“Over a 40-year period,” her son wrote, “several thousand students attended K-12 in those institutions as both private and independent charter schools. She was also a teacher of teachers, including her oldest daughter, Holly Hasina Murphy, who worked closely with her in building affirmative schools and movement.”
As a mentor to numerous teachers, administrators and education activists, she inspired and expanded the ranks of activist-educators dedicated to excellence in African-American education, culture and empowerment. For five decades, together with her older sister, Malkia Brantuo, and several other activist women, including Enowoyi Hill and Gloria Aneb House, she sought to influence the transformation of education for Detroit’s Black children.
Humphrey was an advocate of Black culture and arts, and cultivated numerous young artists, including her daughter, singer-songwriter Leesa Richards, and independent scholars such as her eldest son, Mosi Humphrey. The institutions she created often housed conferences, community meetings and celebrations and were hubs of community engagement and empowerment.
She was a founder of Black Women Aware and active in the anti-apartheid movement, African Liberation Day, the National and Michigan Black Political Assemblies, the Black Women’s United Front, the Council of Independent Black Institutions, the Detroit Council of Elders and many community and national organizations. She was a dedicated member of Fellowship Chapel in Detroit and served for many years as a worship leader. Over the course of her career, she taught in the Detroit Public Schools, Wayne County Community College and Wayne State University and also consulted on education and institutional development.
Among her publications is “First Fruits: The Family Guide to Celebrating Kwanzaa.” The book, published by Third World Press, which published her son’s books, offers a definitive role of the family’s participation in this celebration and its rituals, and few have written with as much passionate authority on this annual event and spiritual implications. Several years ago, when a young member of her circle, Jabari Jordan, 18, was taken from the community, Imani was there to offer words of consolation and the importance of honoring the rite of passage.

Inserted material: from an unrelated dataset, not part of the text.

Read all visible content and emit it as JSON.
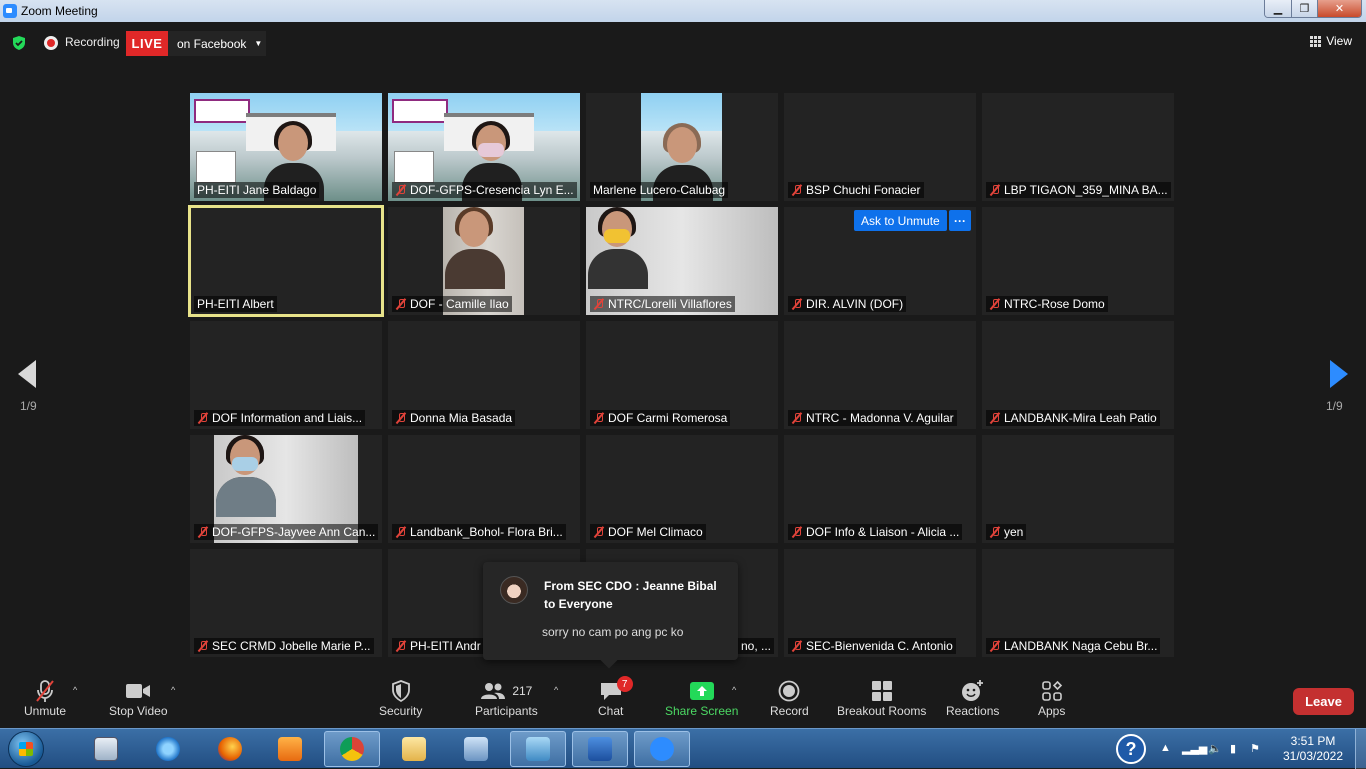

Mama Imani Humphrey joined the ancestors on her birthday March 8, 2016. She was 84.